Supplied material:
○ ○ ○ ○ ○ ○ ○
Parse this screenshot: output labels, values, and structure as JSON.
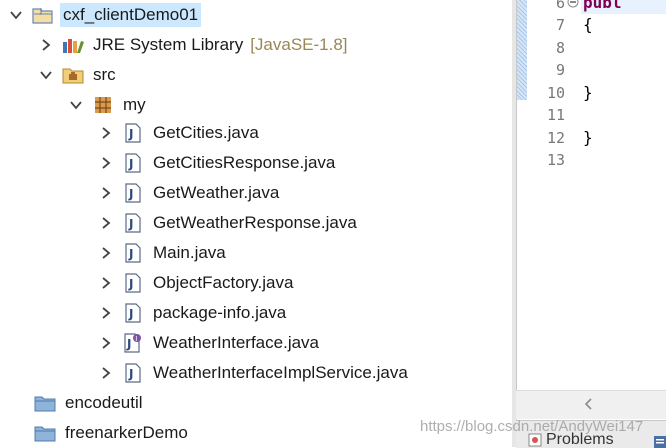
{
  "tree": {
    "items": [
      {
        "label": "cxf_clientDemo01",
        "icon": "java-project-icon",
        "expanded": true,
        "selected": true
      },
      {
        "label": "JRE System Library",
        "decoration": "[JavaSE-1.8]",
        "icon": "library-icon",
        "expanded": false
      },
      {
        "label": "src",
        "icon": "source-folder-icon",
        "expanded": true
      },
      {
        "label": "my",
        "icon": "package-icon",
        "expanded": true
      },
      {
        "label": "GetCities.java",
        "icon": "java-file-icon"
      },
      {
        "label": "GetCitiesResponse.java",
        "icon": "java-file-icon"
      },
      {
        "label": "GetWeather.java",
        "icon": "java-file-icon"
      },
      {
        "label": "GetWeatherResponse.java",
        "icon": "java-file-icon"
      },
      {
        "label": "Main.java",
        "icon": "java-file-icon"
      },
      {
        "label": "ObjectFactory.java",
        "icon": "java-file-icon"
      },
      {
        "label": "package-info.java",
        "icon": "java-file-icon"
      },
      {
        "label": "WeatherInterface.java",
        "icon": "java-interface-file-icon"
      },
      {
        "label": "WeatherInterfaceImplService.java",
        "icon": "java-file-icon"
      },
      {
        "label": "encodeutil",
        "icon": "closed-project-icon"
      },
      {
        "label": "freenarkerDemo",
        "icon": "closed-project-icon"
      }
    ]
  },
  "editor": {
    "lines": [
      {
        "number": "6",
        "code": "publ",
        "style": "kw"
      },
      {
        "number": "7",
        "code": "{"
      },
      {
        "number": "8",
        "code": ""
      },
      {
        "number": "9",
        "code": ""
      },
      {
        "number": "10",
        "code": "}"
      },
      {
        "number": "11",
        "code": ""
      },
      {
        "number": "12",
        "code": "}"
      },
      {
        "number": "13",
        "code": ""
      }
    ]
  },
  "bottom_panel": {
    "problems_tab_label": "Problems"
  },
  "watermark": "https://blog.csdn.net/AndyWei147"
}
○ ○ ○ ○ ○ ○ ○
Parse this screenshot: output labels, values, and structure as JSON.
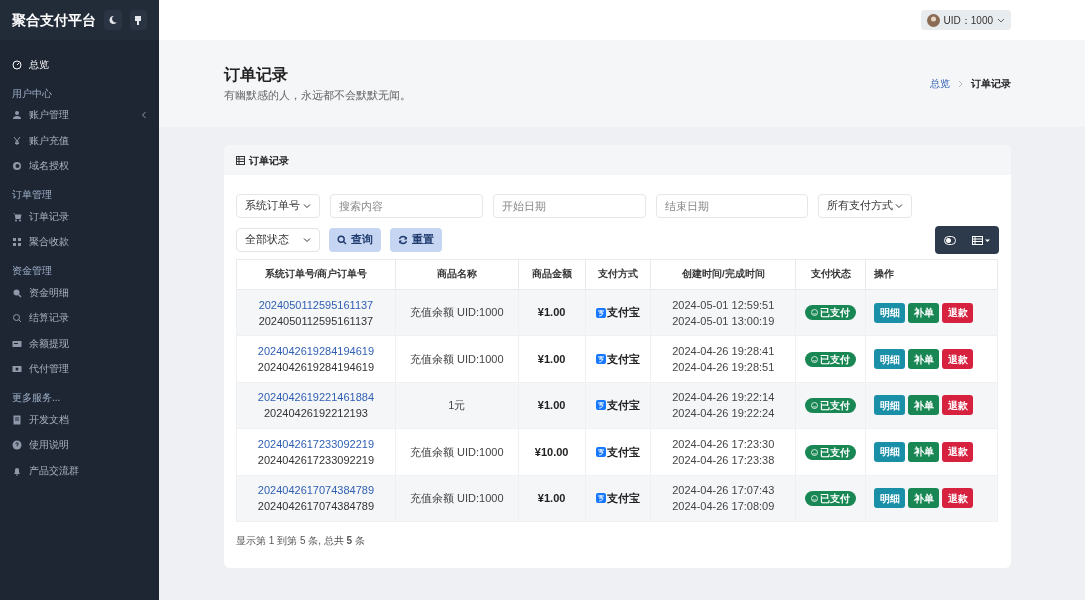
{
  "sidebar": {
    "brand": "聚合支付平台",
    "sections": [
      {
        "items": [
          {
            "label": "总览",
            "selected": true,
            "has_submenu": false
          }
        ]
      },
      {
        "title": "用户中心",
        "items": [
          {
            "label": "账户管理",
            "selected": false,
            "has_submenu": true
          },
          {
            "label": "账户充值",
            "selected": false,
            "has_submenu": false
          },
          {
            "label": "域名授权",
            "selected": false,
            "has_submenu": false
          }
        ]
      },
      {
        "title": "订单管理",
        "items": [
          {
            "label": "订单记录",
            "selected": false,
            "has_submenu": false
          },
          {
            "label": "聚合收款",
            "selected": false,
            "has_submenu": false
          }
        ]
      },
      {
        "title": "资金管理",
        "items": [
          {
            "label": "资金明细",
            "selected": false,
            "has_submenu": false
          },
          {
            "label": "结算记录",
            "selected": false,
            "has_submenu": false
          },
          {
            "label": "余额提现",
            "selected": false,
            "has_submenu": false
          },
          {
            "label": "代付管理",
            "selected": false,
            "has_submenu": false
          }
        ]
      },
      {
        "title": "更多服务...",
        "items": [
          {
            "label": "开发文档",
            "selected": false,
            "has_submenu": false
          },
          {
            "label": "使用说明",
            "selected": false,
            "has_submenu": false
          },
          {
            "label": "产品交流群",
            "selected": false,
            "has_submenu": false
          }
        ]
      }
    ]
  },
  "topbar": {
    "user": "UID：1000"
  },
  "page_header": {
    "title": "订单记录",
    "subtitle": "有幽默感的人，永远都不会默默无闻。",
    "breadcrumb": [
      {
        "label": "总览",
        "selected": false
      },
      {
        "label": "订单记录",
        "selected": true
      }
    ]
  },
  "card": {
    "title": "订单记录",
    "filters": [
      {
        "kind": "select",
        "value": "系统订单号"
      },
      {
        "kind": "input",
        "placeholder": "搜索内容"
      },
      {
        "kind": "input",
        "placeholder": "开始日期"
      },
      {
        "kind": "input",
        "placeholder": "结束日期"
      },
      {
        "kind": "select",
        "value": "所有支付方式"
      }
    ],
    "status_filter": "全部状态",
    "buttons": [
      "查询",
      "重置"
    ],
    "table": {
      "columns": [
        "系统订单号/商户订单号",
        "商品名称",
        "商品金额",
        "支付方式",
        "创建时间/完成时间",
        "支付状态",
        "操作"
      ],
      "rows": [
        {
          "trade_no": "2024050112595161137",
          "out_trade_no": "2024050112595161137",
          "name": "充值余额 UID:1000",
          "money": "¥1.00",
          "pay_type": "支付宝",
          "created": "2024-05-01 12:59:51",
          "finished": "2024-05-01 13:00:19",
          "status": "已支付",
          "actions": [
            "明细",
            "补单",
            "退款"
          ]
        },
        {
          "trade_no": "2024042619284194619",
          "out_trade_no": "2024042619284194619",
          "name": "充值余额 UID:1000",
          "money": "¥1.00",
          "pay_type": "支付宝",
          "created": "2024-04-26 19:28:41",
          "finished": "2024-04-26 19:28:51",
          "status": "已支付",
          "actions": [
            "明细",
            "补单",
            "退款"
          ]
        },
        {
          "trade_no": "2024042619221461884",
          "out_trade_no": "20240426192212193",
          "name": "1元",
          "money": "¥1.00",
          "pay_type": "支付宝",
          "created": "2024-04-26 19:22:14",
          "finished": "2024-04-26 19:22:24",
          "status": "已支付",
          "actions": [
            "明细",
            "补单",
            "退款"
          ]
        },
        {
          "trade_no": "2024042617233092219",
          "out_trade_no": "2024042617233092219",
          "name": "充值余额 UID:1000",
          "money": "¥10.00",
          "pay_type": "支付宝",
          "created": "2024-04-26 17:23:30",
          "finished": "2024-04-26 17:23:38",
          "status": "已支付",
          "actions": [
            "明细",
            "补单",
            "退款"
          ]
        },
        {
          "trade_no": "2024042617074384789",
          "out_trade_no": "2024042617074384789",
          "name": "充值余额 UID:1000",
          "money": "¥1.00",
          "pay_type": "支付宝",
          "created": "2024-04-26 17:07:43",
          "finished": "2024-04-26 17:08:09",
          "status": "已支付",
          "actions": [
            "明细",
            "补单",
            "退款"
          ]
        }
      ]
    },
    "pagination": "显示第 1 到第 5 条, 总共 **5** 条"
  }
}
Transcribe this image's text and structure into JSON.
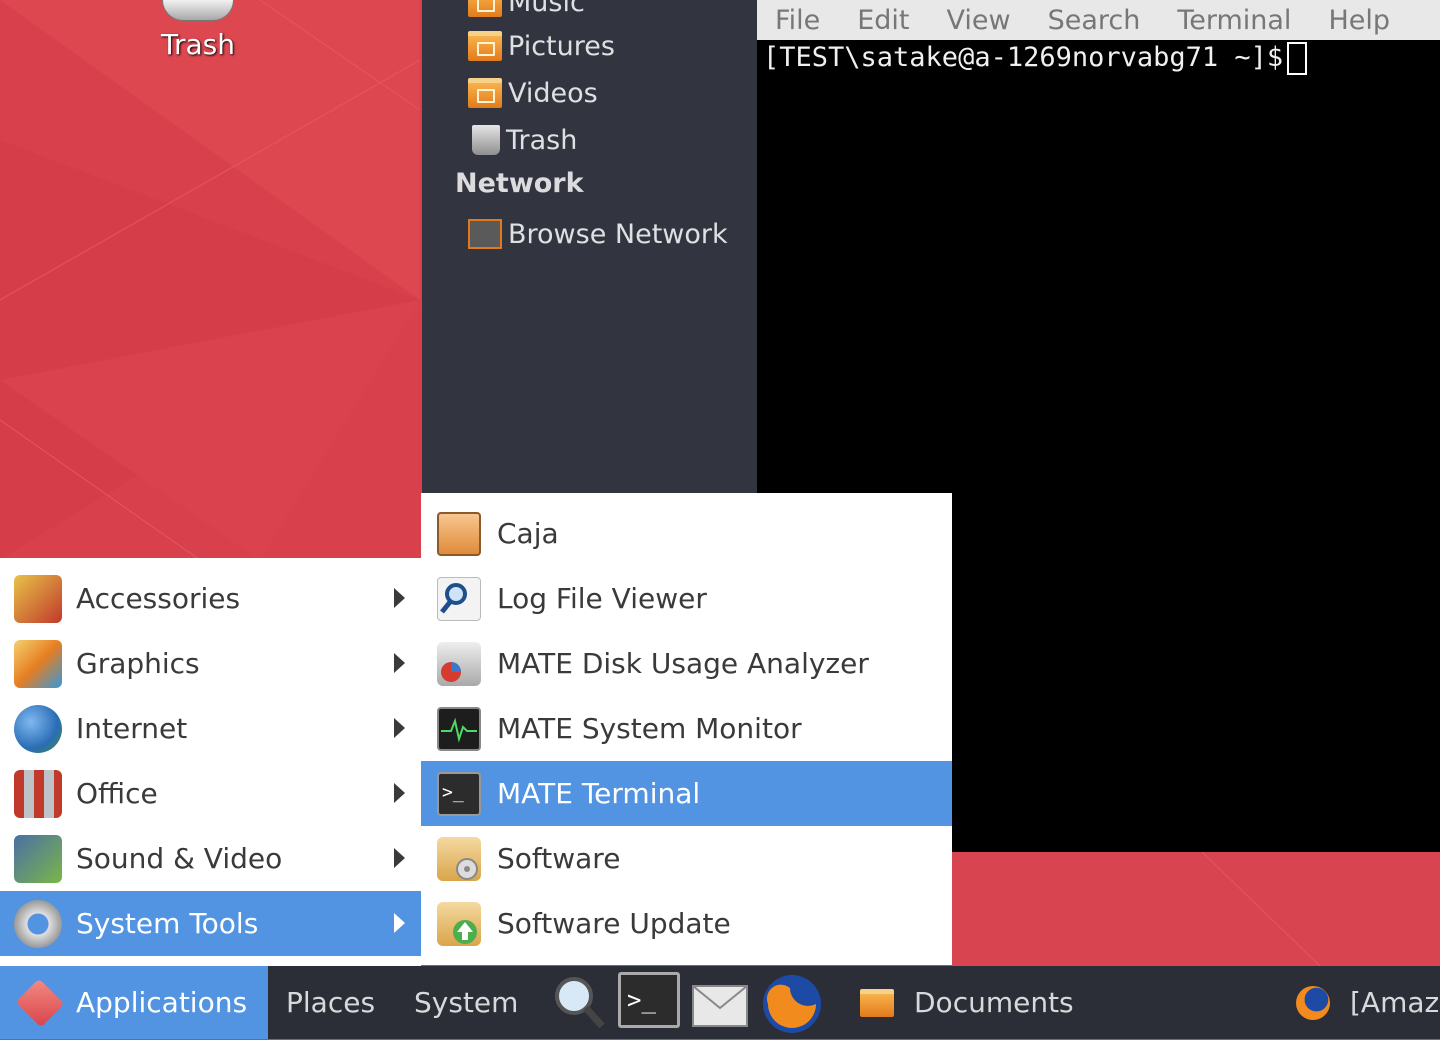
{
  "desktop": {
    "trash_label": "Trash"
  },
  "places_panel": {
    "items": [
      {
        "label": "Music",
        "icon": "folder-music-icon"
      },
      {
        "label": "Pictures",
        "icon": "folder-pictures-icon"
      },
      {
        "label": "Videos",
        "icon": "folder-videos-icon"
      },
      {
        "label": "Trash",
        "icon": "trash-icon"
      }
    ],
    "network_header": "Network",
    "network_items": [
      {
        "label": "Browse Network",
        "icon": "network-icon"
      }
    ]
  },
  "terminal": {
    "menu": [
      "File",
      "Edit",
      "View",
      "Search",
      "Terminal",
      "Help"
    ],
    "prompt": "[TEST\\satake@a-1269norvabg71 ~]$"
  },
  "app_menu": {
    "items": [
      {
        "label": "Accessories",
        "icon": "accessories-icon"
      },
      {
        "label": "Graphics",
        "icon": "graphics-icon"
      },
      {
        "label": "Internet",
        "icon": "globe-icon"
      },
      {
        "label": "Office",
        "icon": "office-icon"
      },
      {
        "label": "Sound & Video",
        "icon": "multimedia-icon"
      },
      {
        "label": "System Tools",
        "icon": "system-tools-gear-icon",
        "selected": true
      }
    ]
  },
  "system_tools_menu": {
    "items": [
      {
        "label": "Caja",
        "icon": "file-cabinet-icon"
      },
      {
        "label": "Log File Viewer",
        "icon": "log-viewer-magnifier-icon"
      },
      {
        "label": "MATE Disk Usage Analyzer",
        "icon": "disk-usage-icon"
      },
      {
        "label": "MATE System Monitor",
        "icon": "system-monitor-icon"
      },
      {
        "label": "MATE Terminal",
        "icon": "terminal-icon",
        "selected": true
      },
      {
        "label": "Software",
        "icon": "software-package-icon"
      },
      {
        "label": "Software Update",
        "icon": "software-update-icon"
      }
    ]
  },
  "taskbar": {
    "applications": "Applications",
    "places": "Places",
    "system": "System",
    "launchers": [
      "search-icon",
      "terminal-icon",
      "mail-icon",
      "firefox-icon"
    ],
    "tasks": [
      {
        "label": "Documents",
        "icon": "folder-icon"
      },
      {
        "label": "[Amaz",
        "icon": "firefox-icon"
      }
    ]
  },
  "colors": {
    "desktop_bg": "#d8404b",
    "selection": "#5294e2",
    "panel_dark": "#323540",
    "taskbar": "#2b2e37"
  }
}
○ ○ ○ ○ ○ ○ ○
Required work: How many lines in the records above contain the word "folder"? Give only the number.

Result for this task: 5